● **TASK TO COMPLETE**: Apart from the pictures, please restate every entry below exactly.
───── DATA EXTRACT
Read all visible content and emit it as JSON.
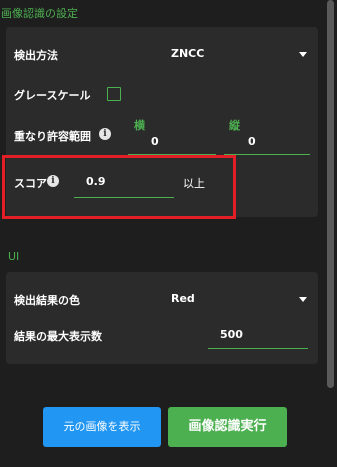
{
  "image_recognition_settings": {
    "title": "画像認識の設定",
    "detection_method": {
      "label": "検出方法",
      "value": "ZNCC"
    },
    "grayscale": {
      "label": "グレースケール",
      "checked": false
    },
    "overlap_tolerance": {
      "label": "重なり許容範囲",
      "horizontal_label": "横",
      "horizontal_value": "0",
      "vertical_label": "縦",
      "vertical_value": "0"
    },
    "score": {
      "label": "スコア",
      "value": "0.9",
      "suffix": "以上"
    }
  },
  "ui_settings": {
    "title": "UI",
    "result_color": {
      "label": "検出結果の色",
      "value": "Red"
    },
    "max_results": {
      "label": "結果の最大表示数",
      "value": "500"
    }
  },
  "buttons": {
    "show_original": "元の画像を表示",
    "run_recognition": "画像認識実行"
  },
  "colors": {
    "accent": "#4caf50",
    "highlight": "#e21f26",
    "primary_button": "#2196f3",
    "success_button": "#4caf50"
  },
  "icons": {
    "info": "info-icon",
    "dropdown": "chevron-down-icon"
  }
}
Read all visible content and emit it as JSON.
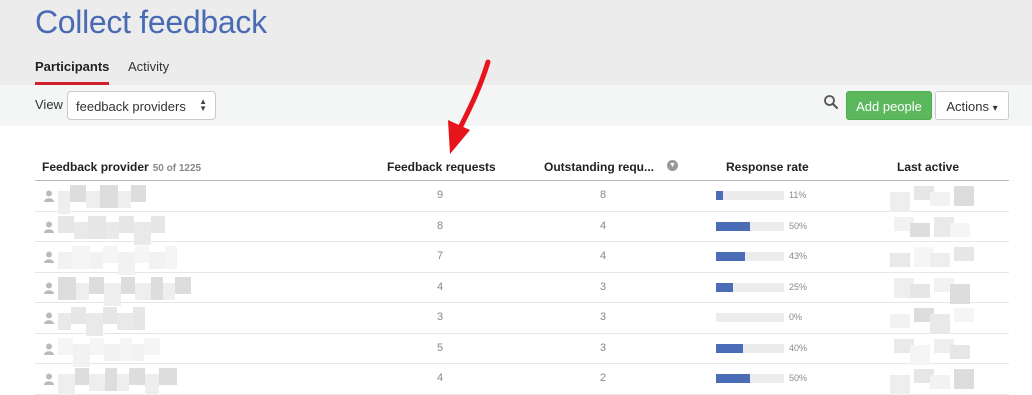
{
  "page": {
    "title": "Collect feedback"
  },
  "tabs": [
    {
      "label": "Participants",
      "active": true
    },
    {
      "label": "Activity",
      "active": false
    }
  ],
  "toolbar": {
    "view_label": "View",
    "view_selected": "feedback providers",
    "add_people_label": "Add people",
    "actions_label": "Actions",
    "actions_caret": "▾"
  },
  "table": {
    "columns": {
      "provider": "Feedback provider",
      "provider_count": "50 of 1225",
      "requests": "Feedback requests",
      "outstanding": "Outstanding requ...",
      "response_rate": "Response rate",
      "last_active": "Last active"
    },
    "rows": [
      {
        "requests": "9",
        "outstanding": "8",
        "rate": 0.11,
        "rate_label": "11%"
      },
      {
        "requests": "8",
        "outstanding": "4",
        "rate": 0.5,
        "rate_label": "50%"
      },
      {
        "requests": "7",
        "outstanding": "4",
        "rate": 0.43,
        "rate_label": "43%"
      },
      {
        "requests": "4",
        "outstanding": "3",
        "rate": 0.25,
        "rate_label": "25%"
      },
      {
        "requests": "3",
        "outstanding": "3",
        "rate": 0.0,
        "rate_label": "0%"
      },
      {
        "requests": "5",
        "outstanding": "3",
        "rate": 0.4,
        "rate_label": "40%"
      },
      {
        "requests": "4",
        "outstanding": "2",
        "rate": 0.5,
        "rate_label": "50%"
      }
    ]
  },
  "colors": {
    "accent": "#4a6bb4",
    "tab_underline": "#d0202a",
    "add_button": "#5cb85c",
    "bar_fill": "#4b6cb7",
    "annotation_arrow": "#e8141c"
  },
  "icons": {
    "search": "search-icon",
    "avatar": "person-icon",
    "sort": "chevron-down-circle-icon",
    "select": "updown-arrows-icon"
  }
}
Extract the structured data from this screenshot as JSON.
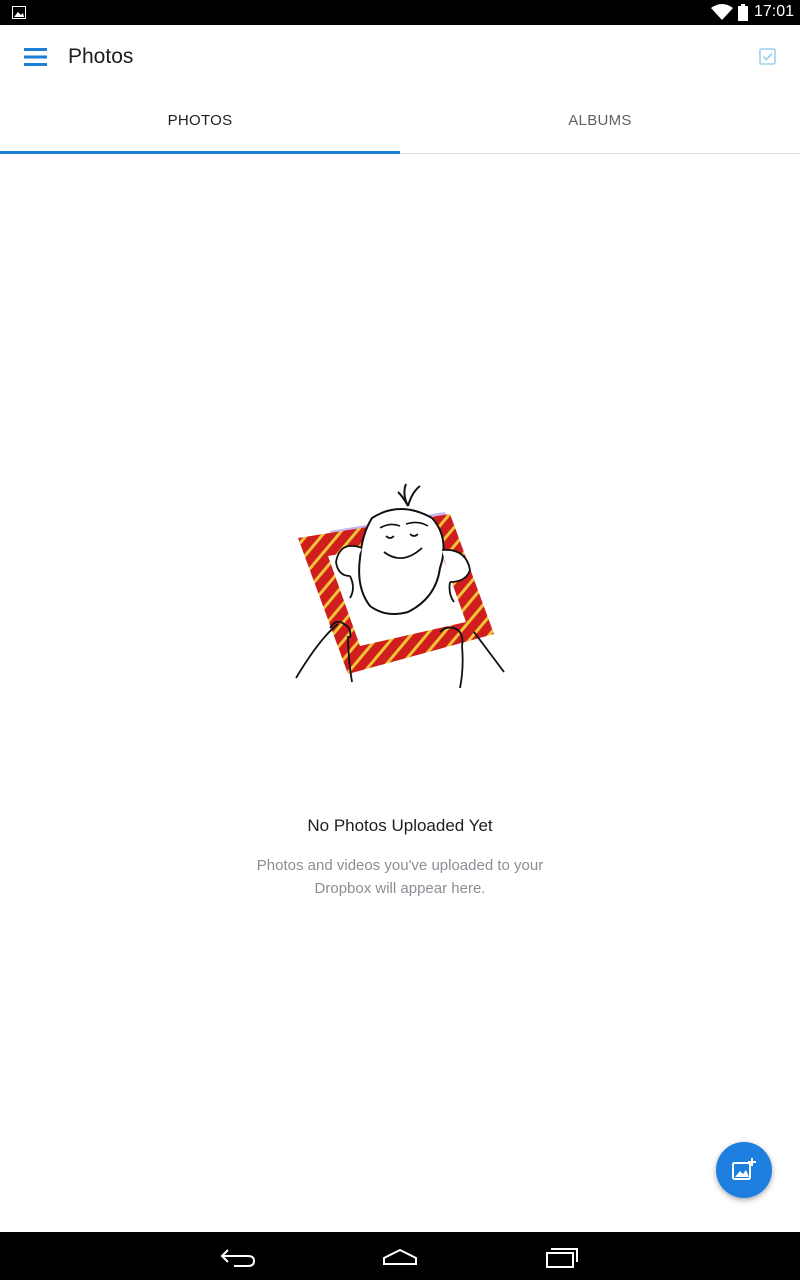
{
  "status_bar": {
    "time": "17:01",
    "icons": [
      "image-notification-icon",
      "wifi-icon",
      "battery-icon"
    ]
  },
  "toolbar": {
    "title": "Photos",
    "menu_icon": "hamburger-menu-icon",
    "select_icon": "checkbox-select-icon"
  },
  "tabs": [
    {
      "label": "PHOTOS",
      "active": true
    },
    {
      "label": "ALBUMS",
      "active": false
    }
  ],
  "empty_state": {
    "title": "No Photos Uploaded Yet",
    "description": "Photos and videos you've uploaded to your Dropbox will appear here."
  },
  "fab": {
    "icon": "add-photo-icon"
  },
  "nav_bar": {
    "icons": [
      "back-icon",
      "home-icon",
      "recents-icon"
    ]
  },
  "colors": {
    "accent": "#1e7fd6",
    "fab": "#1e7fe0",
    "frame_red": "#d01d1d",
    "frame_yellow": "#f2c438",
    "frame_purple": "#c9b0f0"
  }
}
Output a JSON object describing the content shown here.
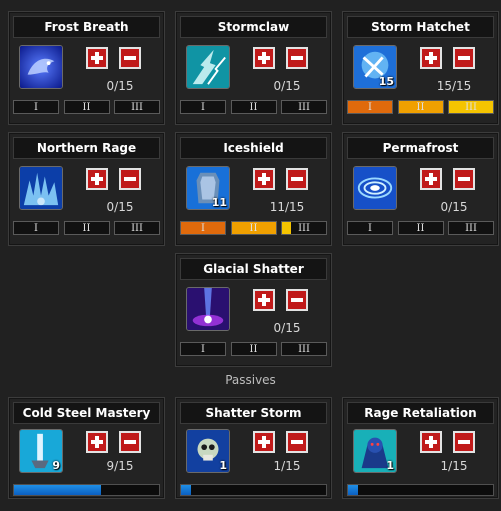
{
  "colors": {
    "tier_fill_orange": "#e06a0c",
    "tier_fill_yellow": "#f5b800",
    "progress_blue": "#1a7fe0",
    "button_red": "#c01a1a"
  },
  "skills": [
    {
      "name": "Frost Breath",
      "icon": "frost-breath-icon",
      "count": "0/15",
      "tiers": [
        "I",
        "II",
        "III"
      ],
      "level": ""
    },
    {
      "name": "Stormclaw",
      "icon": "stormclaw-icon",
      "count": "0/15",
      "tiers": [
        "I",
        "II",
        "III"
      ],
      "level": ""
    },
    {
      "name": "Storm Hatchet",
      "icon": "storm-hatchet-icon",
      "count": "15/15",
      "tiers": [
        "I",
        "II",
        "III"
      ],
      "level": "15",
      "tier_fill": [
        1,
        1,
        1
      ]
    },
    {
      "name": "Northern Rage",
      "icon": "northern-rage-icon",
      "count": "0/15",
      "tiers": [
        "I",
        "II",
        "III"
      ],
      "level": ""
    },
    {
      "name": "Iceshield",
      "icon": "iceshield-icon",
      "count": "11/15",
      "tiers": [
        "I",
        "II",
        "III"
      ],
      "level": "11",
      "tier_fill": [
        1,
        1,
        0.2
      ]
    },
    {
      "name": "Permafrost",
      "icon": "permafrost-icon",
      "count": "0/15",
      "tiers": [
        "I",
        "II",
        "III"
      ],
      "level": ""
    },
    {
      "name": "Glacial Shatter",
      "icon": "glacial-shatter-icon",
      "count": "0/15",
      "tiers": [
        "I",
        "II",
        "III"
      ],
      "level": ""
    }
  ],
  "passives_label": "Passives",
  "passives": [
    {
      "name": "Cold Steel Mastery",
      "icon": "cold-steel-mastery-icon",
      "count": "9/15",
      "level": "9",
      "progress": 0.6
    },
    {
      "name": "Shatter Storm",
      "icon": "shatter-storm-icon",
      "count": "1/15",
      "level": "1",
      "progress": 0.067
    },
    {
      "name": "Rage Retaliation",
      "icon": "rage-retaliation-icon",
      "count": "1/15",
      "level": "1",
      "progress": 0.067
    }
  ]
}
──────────
● **YOUR RESPONSE**:
Read all visible content and emit it as JSON.
{
  "image_recognition_settings": {
    "title": "画像認識の設定",
    "detection_method": {
      "label": "検出方法",
      "value": "ZNCC"
    },
    "grayscale": {
      "label": "グレースケール",
      "checked": false
    },
    "overlap_tolerance": {
      "label": "重なり許容範囲",
      "horizontal_label": "横",
      "horizontal_value": "0",
      "vertical_label": "縦",
      "vertical_value": "0"
    },
    "score": {
      "label": "スコア",
      "value": "0.9",
      "suffix": "以上"
    }
  },
  "ui_settings": {
    "title": "UI",
    "result_color": {
      "label": "検出結果の色",
      "value": "Red"
    },
    "max_results": {
      "label": "結果の最大表示数",
      "value": "500"
    }
  },
  "buttons": {
    "show_original": "元の画像を表示",
    "run_recognition": "画像認識実行"
  },
  "colors": {
    "accent": "#4caf50",
    "highlight": "#e21f26",
    "primary_button": "#2196f3",
    "success_button": "#4caf50"
  },
  "icons": {
    "info": "info-icon",
    "dropdown": "chevron-down-icon"
  }
}
Read all visible content and emit it as JSON.
{
  "page": {
    "title": "Collect feedback"
  },
  "tabs": [
    {
      "label": "Participants",
      "active": true
    },
    {
      "label": "Activity",
      "active": false
    }
  ],
  "toolbar": {
    "view_label": "View",
    "view_selected": "feedback providers",
    "add_people_label": "Add people",
    "actions_label": "Actions",
    "actions_caret": "▾"
  },
  "table": {
    "columns": {
      "provider": "Feedback provider",
      "provider_count": "50 of 1225",
      "requests": "Feedback requests",
      "outstanding": "Outstanding requ...",
      "response_rate": "Response rate",
      "last_active": "Last active"
    },
    "rows": [
      {
        "requests": "9",
        "outstanding": "8",
        "rate": 0.11,
        "rate_label": "11%"
      },
      {
        "requests": "8",
        "outstanding": "4",
        "rate": 0.5,
        "rate_label": "50%"
      },
      {
        "requests": "7",
        "outstanding": "4",
        "rate": 0.43,
        "rate_label": "43%"
      },
      {
        "requests": "4",
        "outstanding": "3",
        "rate": 0.25,
        "rate_label": "25%"
      },
      {
        "requests": "3",
        "outstanding": "3",
        "rate": 0.0,
        "rate_label": "0%"
      },
      {
        "requests": "5",
        "outstanding": "3",
        "rate": 0.4,
        "rate_label": "40%"
      },
      {
        "requests": "4",
        "outstanding": "2",
        "rate": 0.5,
        "rate_label": "50%"
      }
    ]
  },
  "colors": {
    "accent": "#4a6bb4",
    "tab_underline": "#d0202a",
    "add_button": "#5cb85c",
    "bar_fill": "#4b6cb7",
    "annotation_arrow": "#e8141c"
  },
  "icons": {
    "search": "search-icon",
    "avatar": "person-icon",
    "sort": "chevron-down-circle-icon",
    "select": "updown-arrows-icon"
  }
}
Extract the structured data from this screenshot as JSON.
{
  "status_bar": {
    "time": "17:01",
    "icons": [
      "image-notification-icon",
      "wifi-icon",
      "battery-icon"
    ]
  },
  "toolbar": {
    "title": "Photos",
    "menu_icon": "hamburger-menu-icon",
    "select_icon": "checkbox-select-icon"
  },
  "tabs": [
    {
      "label": "PHOTOS",
      "active": true
    },
    {
      "label": "ALBUMS",
      "active": false
    }
  ],
  "empty_state": {
    "title": "No Photos Uploaded Yet",
    "description": "Photos and videos you've uploaded to your Dropbox will appear here."
  },
  "fab": {
    "icon": "add-photo-icon"
  },
  "nav_bar": {
    "icons": [
      "back-icon",
      "home-icon",
      "recents-icon"
    ]
  },
  "colors": {
    "accent": "#1e7fd6",
    "fab": "#1e7fe0",
    "frame_red": "#d01d1d",
    "frame_yellow": "#f2c438",
    "frame_purple": "#c9b0f0"
  }
}
Output a JSON object describing the content shown here.
{
  "colors": {
    "tier_fill_orange": "#e06a0c",
    "tier_fill_yellow": "#f5b800",
    "progress_blue": "#1a7fe0",
    "button_red": "#c01a1a"
  },
  "skills": [
    {
      "name": "Frost Breath",
      "icon": "frost-breath-icon",
      "count": "0/15",
      "tiers": [
        "I",
        "II",
        "III"
      ],
      "level": ""
    },
    {
      "name": "Stormclaw",
      "icon": "stormclaw-icon",
      "count": "0/15",
      "tiers": [
        "I",
        "II",
        "III"
      ],
      "level": ""
    },
    {
      "name": "Storm Hatchet",
      "icon": "storm-hatchet-icon",
      "count": "15/15",
      "tiers": [
        "I",
        "II",
        "III"
      ],
      "level": "15",
      "tier_fill": [
        1,
        1,
        1
      ]
    },
    {
      "name": "Northern Rage",
      "icon": "northern-rage-icon",
      "count": "0/15",
      "tiers": [
        "I",
        "II",
        "III"
      ],
      "level": ""
    },
    {
      "name": "Iceshield",
      "icon": "iceshield-icon",
      "count": "11/15",
      "tiers": [
        "I",
        "II",
        "III"
      ],
      "level": "11",
      "tier_fill": [
        1,
        1,
        0.2
      ]
    },
    {
      "name": "Permafrost",
      "icon": "permafrost-icon",
      "count": "0/15",
      "tiers": [
        "I",
        "II",
        "III"
      ],
      "level": ""
    },
    {
      "name": "Glacial Shatter",
      "icon": "glacial-shatter-icon",
      "count": "0/15",
      "tiers": [
        "I",
        "II",
        "III"
      ],
      "level": ""
    }
  ],
  "passives_label": "Passives",
  "passives": [
    {
      "name": "Cold Steel Mastery",
      "icon": "cold-steel-mastery-icon",
      "count": "9/15",
      "level": "9",
      "progress": 0.6
    },
    {
      "name": "Shatter Storm",
      "icon": "shatter-storm-icon",
      "count": "1/15",
      "level": "1",
      "progress": 0.067
    },
    {
      "name": "Rage Retaliation",
      "icon": "rage-retaliation-icon",
      "count": "1/15",
      "level": "1",
      "progress": 0.067
    }
  ]
}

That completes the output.